## Assignment
Check every line below for the string "with", and copy the lines that contain it.

## Entries from a dataset of interfaces
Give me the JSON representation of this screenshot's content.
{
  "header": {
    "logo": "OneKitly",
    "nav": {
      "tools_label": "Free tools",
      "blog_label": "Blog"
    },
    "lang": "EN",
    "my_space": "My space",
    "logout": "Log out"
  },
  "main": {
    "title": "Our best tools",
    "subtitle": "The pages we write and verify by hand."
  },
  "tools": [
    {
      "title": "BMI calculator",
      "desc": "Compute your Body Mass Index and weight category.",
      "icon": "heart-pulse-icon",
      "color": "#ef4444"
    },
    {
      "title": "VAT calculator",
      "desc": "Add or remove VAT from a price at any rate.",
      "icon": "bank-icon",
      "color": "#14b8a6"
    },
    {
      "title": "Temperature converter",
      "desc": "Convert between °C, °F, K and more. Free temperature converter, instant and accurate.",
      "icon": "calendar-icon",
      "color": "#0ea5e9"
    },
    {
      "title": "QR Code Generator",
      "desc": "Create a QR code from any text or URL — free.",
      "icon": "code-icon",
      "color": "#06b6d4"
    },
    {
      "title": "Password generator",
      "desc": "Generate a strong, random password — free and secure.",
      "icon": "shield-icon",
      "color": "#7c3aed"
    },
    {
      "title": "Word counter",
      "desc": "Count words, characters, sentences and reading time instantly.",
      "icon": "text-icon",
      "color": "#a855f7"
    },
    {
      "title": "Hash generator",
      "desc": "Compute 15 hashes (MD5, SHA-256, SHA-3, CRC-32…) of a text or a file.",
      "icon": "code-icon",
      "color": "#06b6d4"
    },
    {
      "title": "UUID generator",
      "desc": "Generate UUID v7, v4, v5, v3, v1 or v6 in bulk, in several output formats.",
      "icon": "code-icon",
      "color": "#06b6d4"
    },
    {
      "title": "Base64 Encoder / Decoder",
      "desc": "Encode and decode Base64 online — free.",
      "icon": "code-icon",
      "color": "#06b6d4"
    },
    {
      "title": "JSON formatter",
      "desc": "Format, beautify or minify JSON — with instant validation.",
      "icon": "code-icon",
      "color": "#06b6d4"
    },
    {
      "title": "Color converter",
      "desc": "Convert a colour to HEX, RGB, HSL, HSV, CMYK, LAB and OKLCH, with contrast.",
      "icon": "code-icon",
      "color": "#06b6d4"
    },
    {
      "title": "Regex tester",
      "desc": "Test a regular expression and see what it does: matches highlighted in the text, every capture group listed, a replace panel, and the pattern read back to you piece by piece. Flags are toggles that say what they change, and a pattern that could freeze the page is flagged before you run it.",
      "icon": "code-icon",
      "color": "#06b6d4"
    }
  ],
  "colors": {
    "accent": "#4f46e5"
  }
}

## Output for this exercise
      "desc": "Format, beautify or minify JSON — with instant validation.",
      "desc": "Convert a colour to HEX, RGB, HSL, HSV, CMYK, LAB and OKLCH, with contrast.",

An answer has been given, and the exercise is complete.